Unethical Practices in Food/Drinks Sector Rife – Council
February 21, 2023
Unhygienic conditions, expired goods, unmerchantable products – these are becoming a common sight among food and drink retailers. This has been revealed after an analysis of consumer complaints coupled with regular surveillance and spot checks; consumers are pouring hundreds of dollars for products which should have never made it to store shelves.
Alarmingly, out of the 1181 complaints registered in the last 3 months (November 2022 to January 2023), 12% of the complaints were pertaining to food and drinks. Equally staggering are the findings of spot checks and surveillances by the Council which revealed that an astonishing 64% of food and drink retailers surveyed were non-compliant to consumer protection laws; mainly the Food Safety Act.

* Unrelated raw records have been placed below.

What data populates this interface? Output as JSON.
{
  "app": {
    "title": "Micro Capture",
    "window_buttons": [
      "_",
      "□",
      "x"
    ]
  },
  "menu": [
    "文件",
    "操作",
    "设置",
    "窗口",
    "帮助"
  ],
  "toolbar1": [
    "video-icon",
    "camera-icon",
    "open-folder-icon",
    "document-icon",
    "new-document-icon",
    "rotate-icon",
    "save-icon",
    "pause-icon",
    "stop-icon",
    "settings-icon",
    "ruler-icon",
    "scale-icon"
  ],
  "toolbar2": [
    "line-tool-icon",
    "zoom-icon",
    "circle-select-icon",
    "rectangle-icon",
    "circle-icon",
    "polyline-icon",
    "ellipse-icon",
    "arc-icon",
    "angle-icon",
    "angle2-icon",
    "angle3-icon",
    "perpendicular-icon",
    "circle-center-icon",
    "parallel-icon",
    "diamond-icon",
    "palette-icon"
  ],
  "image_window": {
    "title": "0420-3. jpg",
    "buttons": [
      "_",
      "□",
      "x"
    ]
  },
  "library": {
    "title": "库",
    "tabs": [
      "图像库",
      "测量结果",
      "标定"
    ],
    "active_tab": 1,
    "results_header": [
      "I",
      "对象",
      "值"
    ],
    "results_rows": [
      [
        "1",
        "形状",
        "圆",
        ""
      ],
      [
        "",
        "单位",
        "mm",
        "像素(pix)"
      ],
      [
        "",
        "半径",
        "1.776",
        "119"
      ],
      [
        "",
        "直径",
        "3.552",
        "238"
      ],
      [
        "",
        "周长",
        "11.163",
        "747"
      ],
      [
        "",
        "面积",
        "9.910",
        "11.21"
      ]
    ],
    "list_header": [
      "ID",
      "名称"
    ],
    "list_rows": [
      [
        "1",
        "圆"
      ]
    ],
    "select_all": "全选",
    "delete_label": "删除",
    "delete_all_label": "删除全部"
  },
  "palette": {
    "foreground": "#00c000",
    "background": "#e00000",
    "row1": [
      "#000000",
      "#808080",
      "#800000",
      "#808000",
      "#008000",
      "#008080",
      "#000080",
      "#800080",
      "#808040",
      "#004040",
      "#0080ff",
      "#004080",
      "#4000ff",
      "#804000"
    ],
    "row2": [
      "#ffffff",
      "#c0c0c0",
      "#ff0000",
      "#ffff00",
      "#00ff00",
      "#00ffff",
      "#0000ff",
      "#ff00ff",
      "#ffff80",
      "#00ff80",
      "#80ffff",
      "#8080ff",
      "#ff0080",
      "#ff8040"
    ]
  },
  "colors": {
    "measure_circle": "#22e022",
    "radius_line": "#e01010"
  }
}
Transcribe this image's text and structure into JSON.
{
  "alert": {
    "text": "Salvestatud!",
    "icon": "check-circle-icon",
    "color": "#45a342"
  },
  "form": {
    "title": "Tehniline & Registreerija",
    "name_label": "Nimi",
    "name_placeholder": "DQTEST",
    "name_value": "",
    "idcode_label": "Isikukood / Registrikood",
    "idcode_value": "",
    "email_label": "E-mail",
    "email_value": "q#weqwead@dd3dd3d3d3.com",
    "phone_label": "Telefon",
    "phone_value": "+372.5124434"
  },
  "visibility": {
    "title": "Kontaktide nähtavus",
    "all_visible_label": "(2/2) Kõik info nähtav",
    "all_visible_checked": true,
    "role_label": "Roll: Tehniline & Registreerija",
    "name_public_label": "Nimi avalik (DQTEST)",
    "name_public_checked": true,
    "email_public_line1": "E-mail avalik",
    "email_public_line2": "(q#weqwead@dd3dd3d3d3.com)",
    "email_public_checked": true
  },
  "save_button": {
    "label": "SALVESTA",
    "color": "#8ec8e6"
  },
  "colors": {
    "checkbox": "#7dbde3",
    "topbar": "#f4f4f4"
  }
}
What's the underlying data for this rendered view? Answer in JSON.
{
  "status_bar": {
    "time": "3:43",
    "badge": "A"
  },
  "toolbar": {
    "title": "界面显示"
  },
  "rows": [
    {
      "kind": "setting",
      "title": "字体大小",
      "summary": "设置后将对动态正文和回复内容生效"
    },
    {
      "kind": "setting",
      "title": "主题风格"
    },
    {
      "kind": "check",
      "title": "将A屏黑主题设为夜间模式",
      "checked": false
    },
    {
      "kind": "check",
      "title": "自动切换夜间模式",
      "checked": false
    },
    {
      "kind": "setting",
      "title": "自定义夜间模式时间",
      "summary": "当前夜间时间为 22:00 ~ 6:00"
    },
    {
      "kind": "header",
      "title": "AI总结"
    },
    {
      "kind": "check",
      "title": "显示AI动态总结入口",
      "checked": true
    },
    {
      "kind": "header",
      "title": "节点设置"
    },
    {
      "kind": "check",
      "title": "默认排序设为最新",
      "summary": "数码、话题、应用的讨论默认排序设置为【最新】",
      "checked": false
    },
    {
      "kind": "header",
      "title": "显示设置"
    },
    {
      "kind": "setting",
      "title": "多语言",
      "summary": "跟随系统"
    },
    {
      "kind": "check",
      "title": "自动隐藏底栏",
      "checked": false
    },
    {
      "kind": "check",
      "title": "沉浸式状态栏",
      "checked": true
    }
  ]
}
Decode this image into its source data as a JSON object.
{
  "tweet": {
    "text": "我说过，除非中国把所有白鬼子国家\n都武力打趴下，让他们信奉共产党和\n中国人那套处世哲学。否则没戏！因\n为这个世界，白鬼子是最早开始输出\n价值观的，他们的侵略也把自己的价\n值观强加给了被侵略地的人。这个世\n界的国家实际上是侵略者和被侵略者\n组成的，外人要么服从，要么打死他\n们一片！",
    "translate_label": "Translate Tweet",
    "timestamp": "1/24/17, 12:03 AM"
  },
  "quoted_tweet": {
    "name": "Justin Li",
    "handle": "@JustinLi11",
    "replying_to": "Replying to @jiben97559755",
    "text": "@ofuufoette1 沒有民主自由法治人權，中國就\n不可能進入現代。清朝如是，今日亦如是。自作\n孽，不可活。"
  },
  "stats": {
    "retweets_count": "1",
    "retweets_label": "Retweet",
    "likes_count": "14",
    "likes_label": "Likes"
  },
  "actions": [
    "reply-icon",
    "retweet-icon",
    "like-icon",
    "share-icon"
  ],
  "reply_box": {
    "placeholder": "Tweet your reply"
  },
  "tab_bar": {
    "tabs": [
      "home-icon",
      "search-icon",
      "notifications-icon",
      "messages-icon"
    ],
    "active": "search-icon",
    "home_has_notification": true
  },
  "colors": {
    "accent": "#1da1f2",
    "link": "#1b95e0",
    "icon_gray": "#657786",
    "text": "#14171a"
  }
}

CCoF Chief Executive Officer Ms Seema Shandil says that practices discovered are not only unethical and a breach of consumer protection laws but shows malicious intent of some businesses to profiteer.
“Many traders continue to defy food safety regulations and were found retailing expired food items, tampering with expiry dates, selling prohibited food items, selling priced control items above regulated price and food establishments preparing food in unhygienic conditions. Addressing complaints relating to food and drinks is on top of the Council’s priority list, given that these products end up on consumers dining table,” said Ms Shandil.
It has also been noted that most businesses in breach of consumer protection laws were repeat offenders. The Council has referred repeat offenders to the Municipal Councils and the Ministry of Health as they are the custodians of the Food Safety Act; pushing for urgent and stringent actions.
“The high number of repeat offenders despite the Council extending an olive branch to these businesses to work together and resolve issues is a clear indicator that stringent enforcement actions need to be dished out as a deterrence against any future unethical and profiteering behavior,” added Ms Shandil.
Consumers are also being urged to refrain from engaging with businesses which are clearly disregarding their rights and retailing shoddy and unmerchantable products. Through their demand power, consumers must send a signal to businesses that nothing short of best quality and impeccable services will be accepted. Furthermore, consumers are being encouraged not to be passive and flag issues discovered to the Council via the toll-free number 155 or by lodging complaints using the Consumer Council of Fiji mobile app.